No one disputes that police charged O.J. Simpson with murder in 1994. But if some North Carolina lawmakers have their way, we could really be in hot water for saying so.
Leaders in the state Senate are so fed up with crime tabloids and mugshot websites that they sneaked an amendment to criminal records laws into the 2014-15 budget. It’s buried on the 210th page of a 275-page appropriations act, a legislative Trojan horse that its backers probably hoped would go unnoticed.
The amendment would require media outlets to issue retractions and purge from their public archives all reports of a person’s arrest if that person is later acquitted, if the charges are dismissed or if cases are resolved without a conviction. It purports to clear the names of those who are wrongfully accused, but rather than address the root causes of such mistakes, it seeks only to shoot the messenger.
Some websites post booking photos of every person arrested in a geographic area and offer those pictured the option of paying to have their mugshot, name and the charges they face removed. It’s an opportunistic and objectionable business model, to be sure. But police and prosecutors — not private website operators — initiate the criminal charges.
If too many of these featured faces belong to the falsely accused, perhaps the General Assembly should concern itself with why innocent people are being arrested and jailed before it frets over where their booking photos end up. Which is the greater injustice: Locking a man or woman in a cell or merely reporting that local police have done so?
The amendment begins by preventing websites and other media outlets that publish mugshots from charging a fee for removal in cases of an acquittal or dismissed charge.
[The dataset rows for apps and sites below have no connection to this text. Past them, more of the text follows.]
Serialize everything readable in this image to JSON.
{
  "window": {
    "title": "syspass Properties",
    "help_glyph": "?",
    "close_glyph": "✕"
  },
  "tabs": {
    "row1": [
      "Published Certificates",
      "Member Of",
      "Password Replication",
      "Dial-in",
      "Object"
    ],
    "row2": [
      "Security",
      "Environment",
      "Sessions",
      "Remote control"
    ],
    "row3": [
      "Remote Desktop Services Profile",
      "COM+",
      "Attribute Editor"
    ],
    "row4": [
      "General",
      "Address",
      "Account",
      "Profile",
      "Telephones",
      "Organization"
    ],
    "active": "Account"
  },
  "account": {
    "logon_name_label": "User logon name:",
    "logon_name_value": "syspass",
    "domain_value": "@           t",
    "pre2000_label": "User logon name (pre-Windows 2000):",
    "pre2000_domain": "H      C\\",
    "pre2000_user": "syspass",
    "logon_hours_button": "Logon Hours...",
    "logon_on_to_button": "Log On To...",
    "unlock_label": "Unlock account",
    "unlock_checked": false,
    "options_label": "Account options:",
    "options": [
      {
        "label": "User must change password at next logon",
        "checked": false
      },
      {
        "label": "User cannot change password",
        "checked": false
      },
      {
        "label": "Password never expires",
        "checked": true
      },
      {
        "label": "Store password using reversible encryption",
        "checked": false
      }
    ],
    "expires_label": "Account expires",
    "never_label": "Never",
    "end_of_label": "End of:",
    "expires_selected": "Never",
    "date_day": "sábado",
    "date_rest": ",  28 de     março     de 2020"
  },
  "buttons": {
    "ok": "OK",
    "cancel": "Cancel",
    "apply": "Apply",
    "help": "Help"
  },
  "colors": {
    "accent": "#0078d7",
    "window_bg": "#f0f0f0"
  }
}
But it doesn’t stop there.
When an arrestee notifies a newspaper, television station or website that a charge no longer stands, the amendment states, its operators would have 15 days to remove “or retract if removal is not possible” the mugshot, name and charges. The state would slap those who don’t comply with a $100 fine each week, and after 45 days, the amendment says, the aggrieved arrestee can sue for defamation of character.
Under the U.S. Constitution, criminal defendants enjoy a presumption of innocence. A charge is simply a formal accusation brought by the government that requires a person to appear in court. Saying that someone has been charged with murder is not tantamount to calling him a killer.
That brings us back to O.J. Simpson. When the media reports that police arrested a person and charged him or her with a crime, that fact remains true even if the charge is later dismissed, or, as in Simpson’s case, a jury finds the defendant not guilty. By punishing media outlets that don’t recant those facts on demand, lawmakers aren’t really setting the record straight. They’re seeking to rewrite history.
If this provision takes effect, our state will likely spend millions in taxpayer money fighting a losing battle against the First Amendment in federal court. Forcing a newspaper to delete a story from its website is censorship. Strong-arming it into publishing a retraction is government-compelled speech. Those values are more suited to North Korea than North Carolina.
Reputable publications that report arrests — including the Daily Journal — will publish follow-up stories when we’re notified of dismissals or acquittals. We do this because we believe it’s the right thing to do. We don’t need elected officials making our editorial decisions for us.
Unscrupulous mugshot sites are a problem that simply doesn’t require a government solution. Most are advertiser-supported. An organized, sustained boycott could either convince them to stop profiteering on the falsely accused or drive advertisers away and starve them out of business.
If the General Assembly is serious about protecting innocent people’s reputations, we suggest lawmakers worry less about mugshots that give the wrong impression and more about the justice system that’s producing them in the first place.